REQUIRED WORK: Search the records for "Quantidade". Report every line where it occurs.

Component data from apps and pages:
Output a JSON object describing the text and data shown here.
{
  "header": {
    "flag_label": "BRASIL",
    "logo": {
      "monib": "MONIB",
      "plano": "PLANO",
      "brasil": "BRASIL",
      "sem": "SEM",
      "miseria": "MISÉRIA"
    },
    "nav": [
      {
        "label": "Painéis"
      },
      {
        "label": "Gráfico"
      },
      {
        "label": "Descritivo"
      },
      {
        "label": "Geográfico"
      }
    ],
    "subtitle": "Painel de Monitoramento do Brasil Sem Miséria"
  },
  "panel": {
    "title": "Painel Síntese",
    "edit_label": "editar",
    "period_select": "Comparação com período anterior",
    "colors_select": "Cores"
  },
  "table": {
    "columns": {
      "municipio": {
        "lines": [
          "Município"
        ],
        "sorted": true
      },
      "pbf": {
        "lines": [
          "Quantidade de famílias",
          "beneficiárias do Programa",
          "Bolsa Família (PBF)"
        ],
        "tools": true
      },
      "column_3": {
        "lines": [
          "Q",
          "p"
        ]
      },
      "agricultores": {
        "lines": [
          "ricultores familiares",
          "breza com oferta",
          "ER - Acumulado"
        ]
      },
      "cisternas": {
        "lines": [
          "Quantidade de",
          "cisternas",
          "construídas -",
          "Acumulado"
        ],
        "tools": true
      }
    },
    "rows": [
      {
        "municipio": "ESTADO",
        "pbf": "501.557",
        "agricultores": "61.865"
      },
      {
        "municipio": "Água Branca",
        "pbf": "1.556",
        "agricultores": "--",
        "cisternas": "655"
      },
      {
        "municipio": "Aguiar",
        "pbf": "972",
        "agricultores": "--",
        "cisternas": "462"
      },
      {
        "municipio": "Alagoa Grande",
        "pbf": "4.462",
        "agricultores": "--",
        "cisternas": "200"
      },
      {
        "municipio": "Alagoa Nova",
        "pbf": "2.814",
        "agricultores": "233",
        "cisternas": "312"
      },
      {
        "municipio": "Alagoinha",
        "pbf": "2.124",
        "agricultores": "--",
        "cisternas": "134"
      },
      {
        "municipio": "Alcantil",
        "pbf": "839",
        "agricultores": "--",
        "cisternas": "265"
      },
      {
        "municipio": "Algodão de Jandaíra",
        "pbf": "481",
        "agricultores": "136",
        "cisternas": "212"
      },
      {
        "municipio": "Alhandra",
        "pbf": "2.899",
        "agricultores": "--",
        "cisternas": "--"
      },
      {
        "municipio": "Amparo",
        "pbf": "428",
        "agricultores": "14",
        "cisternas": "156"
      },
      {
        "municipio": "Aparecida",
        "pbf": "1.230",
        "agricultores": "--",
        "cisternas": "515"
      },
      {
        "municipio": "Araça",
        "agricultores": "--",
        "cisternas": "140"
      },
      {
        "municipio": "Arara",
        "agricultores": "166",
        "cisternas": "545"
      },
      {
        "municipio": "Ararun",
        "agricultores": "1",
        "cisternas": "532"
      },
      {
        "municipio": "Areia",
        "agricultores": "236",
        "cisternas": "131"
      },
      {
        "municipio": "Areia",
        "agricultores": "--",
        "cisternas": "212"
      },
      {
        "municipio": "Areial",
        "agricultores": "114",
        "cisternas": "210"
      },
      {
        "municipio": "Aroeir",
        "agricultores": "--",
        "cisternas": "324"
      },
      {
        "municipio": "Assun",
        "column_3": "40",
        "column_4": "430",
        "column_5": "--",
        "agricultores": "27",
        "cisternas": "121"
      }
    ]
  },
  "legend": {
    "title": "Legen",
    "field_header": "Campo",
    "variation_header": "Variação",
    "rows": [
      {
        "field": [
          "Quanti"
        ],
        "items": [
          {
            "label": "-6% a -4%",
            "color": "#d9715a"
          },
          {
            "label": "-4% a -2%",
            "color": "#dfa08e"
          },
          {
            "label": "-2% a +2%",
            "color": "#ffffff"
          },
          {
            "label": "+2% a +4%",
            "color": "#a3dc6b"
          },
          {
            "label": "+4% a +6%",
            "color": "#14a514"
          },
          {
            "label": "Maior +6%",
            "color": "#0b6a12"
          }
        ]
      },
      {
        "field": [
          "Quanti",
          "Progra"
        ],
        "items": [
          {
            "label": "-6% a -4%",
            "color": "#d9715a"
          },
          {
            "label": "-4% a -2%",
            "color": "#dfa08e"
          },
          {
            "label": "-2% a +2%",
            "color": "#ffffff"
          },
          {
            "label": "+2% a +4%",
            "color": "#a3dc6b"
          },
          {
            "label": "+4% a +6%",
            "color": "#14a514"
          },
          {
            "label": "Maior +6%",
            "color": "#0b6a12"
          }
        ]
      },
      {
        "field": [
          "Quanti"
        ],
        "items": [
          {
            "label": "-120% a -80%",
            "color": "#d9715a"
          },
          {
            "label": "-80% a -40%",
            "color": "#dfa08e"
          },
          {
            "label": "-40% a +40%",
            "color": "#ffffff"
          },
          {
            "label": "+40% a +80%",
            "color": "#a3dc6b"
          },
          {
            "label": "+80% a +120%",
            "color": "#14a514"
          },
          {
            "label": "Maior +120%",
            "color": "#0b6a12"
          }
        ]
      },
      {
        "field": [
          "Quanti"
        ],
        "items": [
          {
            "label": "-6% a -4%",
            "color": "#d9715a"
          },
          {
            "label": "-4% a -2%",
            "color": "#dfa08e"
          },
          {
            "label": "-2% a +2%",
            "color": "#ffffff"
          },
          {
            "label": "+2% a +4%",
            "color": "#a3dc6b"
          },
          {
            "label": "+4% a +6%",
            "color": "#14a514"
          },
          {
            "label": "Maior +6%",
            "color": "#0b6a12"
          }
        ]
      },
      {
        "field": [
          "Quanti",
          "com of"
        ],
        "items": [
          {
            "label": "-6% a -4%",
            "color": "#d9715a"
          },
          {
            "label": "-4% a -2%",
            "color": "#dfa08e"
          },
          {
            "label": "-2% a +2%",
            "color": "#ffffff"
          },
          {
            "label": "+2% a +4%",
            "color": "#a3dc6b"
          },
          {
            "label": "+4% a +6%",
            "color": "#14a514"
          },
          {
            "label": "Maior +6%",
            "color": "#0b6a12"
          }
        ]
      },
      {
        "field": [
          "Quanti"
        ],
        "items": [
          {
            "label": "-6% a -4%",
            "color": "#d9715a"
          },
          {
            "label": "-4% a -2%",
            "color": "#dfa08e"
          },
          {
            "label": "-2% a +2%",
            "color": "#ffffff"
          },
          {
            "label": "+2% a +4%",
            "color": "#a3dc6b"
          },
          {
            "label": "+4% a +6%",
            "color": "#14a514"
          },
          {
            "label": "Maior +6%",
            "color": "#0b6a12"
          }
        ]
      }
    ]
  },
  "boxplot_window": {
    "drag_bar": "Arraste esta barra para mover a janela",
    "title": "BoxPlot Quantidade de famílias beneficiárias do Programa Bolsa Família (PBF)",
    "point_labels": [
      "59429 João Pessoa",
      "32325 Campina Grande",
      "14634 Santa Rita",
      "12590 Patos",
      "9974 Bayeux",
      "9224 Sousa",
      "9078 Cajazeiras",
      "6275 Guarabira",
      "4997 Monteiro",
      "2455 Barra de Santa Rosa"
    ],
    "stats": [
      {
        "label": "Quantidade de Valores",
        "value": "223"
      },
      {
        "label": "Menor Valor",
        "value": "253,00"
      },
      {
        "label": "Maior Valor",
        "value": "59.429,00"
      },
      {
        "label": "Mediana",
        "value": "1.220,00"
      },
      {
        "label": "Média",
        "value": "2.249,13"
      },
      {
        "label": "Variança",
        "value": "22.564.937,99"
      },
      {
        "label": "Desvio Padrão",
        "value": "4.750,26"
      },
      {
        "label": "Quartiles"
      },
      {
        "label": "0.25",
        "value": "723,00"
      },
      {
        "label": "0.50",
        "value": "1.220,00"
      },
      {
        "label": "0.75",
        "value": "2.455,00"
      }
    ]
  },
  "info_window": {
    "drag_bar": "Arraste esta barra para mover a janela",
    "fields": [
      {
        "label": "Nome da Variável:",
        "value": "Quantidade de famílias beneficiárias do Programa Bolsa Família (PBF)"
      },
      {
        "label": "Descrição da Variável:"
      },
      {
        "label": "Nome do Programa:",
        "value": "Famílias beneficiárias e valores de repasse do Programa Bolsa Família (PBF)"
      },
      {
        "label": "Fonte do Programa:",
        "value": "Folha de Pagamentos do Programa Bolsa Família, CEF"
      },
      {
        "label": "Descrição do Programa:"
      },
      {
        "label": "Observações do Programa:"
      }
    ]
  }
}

RESPONSE AREA:
          "Quantidade de famílias",
          "Quantidade de",
    "title": "BoxPlot Quantidade de famílias beneficiárias do Programa Bolsa Família (PBF)",
        "label": "Quantidade de Valores",
        "value": "Quantidade de famílias beneficiárias do Programa Bolsa Família (PBF)"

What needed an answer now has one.